There is no cure for type 1 diabetes but what about Type 2 diabetes? Over the past few decades, Type 2 Diabetes has been associated with obesity, which also induces insulin resistance.
Type 2 diabetes is not an innocuous disorder; it can lead to severe limb and life-threatening complications which include blindness, stroke, heart attacks, amputations, kidney failure requiring dialysis and severe peripheral neuropathy. For decades, the treatment of Type 2 diabetes has been the use of medications which lower blood sugar. But now more and more healthcare professionals recognize that the disease may have a very strong link to obesity. In fact, there is a possibility that the disease can be reversed altogether through weight-loss.
Preliminary studies show that when Type 2 diabetics started to lose weight, not only did their blood sugar levels start to drop but many required a lower dose of their medicines. In some cases, patients no longer needed to take these medicines at all.
These studies were followed by elective weight loss procedures in Type 2 diabetics and the results were dramatic. As soon as the weight dropped, patients noted a marked reduction in the need to take the diabetic medications. As long as the weight remained low, blood sugar levels also remained within the normal range.

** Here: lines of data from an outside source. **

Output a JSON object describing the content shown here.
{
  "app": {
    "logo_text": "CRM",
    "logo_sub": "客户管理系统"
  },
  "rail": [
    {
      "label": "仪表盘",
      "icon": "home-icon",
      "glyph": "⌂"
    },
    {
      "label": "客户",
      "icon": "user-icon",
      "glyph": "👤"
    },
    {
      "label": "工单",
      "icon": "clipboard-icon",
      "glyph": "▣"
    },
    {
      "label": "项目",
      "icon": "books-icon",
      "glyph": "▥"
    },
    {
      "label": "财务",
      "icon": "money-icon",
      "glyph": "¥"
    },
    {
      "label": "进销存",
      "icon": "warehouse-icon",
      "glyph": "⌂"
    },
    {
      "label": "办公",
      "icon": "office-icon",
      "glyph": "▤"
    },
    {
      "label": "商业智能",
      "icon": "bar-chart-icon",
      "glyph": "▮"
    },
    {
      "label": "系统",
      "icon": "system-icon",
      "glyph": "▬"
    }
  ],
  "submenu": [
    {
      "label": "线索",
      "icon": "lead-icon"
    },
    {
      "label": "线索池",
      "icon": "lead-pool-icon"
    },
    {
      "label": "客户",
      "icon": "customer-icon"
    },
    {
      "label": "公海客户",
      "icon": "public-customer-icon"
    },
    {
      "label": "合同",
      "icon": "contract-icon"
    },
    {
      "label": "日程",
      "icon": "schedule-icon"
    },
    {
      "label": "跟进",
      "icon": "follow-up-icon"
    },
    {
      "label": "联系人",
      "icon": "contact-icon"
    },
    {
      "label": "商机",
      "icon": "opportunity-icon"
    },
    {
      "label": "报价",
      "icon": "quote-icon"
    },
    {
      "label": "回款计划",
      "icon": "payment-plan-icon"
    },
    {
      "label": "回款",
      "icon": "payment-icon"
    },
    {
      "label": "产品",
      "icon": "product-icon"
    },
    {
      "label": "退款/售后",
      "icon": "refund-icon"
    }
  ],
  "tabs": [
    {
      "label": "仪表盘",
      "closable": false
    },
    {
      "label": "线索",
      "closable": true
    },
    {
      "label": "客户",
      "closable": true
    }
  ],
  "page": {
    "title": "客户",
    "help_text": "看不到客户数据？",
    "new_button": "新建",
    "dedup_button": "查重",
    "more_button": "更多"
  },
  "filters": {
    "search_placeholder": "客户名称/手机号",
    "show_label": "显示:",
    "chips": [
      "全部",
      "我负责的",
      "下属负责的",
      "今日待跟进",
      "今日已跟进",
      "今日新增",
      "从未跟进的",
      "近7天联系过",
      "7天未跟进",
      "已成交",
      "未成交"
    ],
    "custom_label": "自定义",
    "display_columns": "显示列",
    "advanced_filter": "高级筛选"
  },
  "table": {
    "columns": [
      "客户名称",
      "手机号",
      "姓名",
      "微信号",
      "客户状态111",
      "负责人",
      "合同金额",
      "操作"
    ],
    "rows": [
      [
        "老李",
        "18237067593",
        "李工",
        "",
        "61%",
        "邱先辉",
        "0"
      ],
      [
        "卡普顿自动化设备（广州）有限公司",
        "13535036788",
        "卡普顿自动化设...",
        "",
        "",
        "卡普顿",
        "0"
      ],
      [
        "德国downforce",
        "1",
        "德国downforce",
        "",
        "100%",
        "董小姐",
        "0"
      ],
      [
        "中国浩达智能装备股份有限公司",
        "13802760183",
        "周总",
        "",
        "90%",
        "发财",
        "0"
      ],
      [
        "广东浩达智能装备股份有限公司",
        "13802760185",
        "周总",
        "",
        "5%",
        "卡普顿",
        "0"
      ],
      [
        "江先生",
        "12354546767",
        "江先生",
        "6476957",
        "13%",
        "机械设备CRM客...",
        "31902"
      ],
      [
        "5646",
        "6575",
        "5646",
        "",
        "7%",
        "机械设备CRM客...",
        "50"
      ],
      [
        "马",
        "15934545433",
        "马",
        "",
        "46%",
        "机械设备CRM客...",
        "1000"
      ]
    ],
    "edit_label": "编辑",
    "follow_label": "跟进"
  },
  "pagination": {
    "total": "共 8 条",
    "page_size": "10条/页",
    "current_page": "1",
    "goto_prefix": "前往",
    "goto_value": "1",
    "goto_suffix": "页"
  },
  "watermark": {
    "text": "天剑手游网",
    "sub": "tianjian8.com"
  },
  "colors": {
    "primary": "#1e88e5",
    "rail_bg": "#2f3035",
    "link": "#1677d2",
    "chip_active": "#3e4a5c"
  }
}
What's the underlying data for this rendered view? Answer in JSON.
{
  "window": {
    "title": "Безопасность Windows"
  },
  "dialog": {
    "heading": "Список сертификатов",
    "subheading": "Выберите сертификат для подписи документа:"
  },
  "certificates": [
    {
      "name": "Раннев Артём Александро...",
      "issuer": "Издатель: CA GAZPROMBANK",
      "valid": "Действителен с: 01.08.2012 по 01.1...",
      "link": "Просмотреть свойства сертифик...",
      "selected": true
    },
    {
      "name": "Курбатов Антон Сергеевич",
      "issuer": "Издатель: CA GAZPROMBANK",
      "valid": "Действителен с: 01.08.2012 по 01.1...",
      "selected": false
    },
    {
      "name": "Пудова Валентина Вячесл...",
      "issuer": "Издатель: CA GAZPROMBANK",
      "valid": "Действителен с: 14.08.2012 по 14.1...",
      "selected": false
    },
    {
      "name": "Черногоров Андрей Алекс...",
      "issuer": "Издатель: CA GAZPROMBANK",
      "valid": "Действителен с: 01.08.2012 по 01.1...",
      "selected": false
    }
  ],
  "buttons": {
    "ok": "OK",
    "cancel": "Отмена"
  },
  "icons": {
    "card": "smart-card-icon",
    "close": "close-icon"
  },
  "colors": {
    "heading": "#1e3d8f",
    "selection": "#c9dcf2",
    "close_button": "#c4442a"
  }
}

So the question is: how much weight loss is required to reverse Type 2 diabetes?
In a recent article from Glasgow University, researchers acknowledge that the majority of Type 2 diabetics are overweight, but how sugar induces the weight gain is still poorly understood. These researchers did note that the simplest way to know if someone is at risk for Type 2 diabetes is to look at their abdomen – if the waist in a man is over 36 inches (91 cm) and if it is over 32 inches (81 cm) in a woman, chances of developing Type 2 diabetes are very high. While exercise has been promoted to help lose weight, the major problem is a low level of compliance. People these days simply do not like to exercise.
The Glasgow researchers recommended a programme called Counterweight Plus, which helped people lose more than 12 kg. The programme involves drinking formula shakes which contain a total of 820 calories for 6-8 weeks. The diet is a low-fat protocol with almost no alcohol. They observed that this programme resulted in significant weight loss and patients ended up with blood sugar levels that no longer required them to take any medications. An added benefit was a drop in blood pressure.
Unfortunately, such diet plans have been around for many years. The problem with these programmes is that very low-calorie diets, less than 1200 calories, are generally not sustainable for more than a few days. Most people end up in a hospital with dehydration and lack of energy.